When you are sick, your doctor learns more about what is wrong to decide how to treat you. Today, depression is also treatable, but some treatments don’t work as well for some people as for others. This is why the National Institute of Mental Health has funded our EMBARC study, which stands for Establishing Moderators and Biosignatures of Antidepressant Response for Clinical Care.
What’s A Biosignature?
A biosignature is a unique combination of features about you and your illness. For a sore throat, your doctor checks for fever, body aches, high white blood cell count, and other symptoms, and combines that information with tests that identify the specific germ making you sick. Then, he or she chooses the right treatment. Recently, scientists have learned a lot about depression and have many potential tests that could be used as part of a biosignature. But we need help to learn which tests provide the best answers for real world patients.
Once we have a Biosignature, then what?
Today, if you go to your doctor about depression, he or she has over twenty different medications available to help you. But it’s a guessing game to figure out which one to try and you may have to try several until you find the right one for you. This means weeks, or possibly months, of taking medications that don’t help enough.
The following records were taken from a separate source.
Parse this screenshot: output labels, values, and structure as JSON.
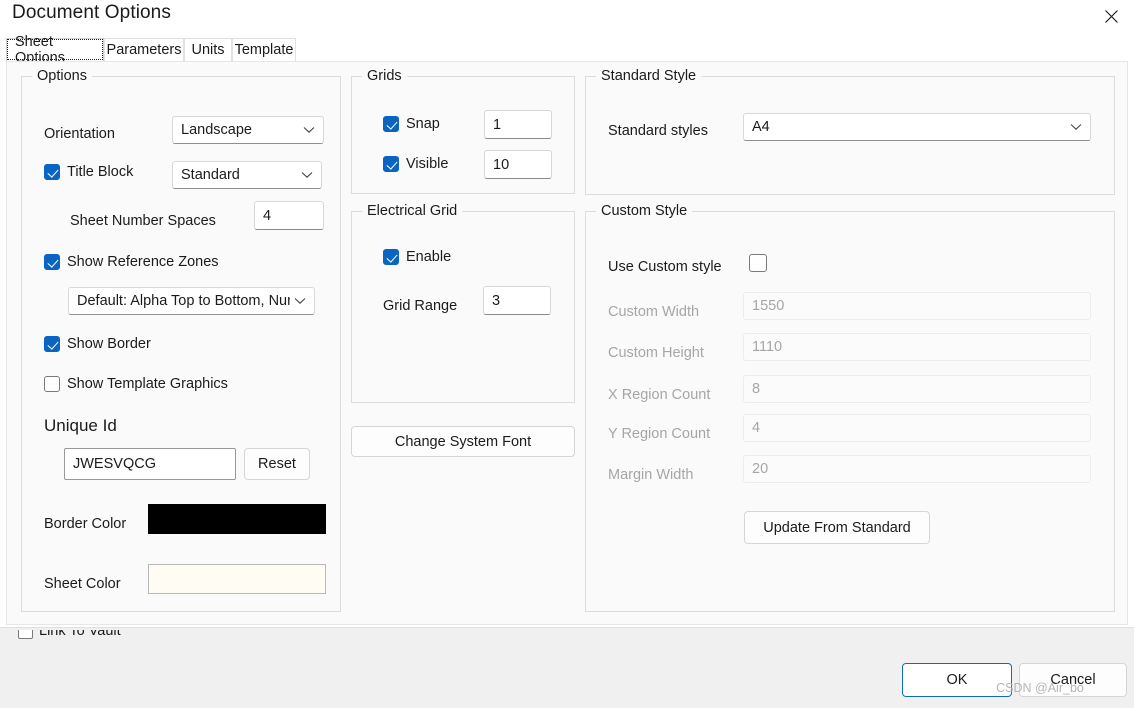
{
  "window": {
    "title": "Document Options",
    "close_icon": "close-icon"
  },
  "tabs": [
    {
      "label": "Sheet Options",
      "selected": true
    },
    {
      "label": "Parameters",
      "selected": false
    },
    {
      "label": "Units",
      "selected": false
    },
    {
      "label": "Template",
      "selected": false
    }
  ],
  "options_group": {
    "legend": "Options",
    "orientation_label": "Orientation",
    "orientation_value": "Landscape",
    "title_block_label": "Title Block",
    "title_block_checked": true,
    "title_block_value": "Standard",
    "sheet_number_spaces_label": "Sheet Number Spaces",
    "sheet_number_spaces_value": "4",
    "show_reference_zones_label": "Show Reference Zones",
    "show_reference_zones_checked": true,
    "reference_zones_value": "Default: Alpha Top to Bottom, Num",
    "show_border_label": "Show Border",
    "show_border_checked": true,
    "show_template_graphics_label": "Show Template Graphics",
    "show_template_graphics_checked": false,
    "unique_id_label": "Unique Id",
    "unique_id_value": "JWESVQCG",
    "reset_label": "Reset",
    "border_color_label": "Border Color",
    "border_color_value": "#000000",
    "sheet_color_label": "Sheet Color",
    "sheet_color_value": "#fffcf4"
  },
  "grids_group": {
    "legend": "Grids",
    "snap_label": "Snap",
    "snap_checked": true,
    "snap_value": "1",
    "visible_label": "Visible",
    "visible_checked": true,
    "visible_value": "10"
  },
  "electrical_grid_group": {
    "legend": "Electrical Grid",
    "enable_label": "Enable",
    "enable_checked": true,
    "grid_range_label": "Grid Range",
    "grid_range_value": "3"
  },
  "change_system_font_label": "Change System Font",
  "standard_style_group": {
    "legend": "Standard Style",
    "standard_styles_label": "Standard styles",
    "standard_styles_value": "A4"
  },
  "custom_style_group": {
    "legend": "Custom Style",
    "use_custom_style_label": "Use Custom style",
    "use_custom_style_checked": false,
    "custom_width_label": "Custom Width",
    "custom_width_value": "1550",
    "custom_height_label": "Custom Height",
    "custom_height_value": "1110",
    "x_region_count_label": "X Region Count",
    "x_region_count_value": "8",
    "y_region_count_label": "Y Region Count",
    "y_region_count_value": "4",
    "margin_width_label": "Margin Width",
    "margin_width_value": "20",
    "update_from_standard_label": "Update From Standard"
  },
  "footer": {
    "link_to_vault_label": "Link To Vault",
    "link_to_vault_checked": false,
    "ok_label": "OK",
    "cancel_label": "Cancel",
    "watermark": "CSDN @Air_bo"
  },
  "colors": {
    "accent": "#0a64c2",
    "primary_button_border": "#0f6cbd",
    "panel_bg": "#fafafa",
    "footer_bg": "#f0f0f0"
  }
}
With a biosignature, your doctor will be able to treat you with the medication that has the best chance of success first.
How Can You Help?
We are currently seeking people to take part in this research study. The study involves scans of the brain, blood draws, and other non-invasive tests. Once those are completed, participants will be given treatment approved by the FDA to see if their depressive symptoms improve. We also provide a modest monetary reimbursement for time and effort to those participating in the study.
To find out more or to speak with study staff about how you or a loved one can participate in this study, please fill out the form on the Contact Us page or call the locations nearest you. We have sites in Ann Arbor, Boston, Dallas, and New York.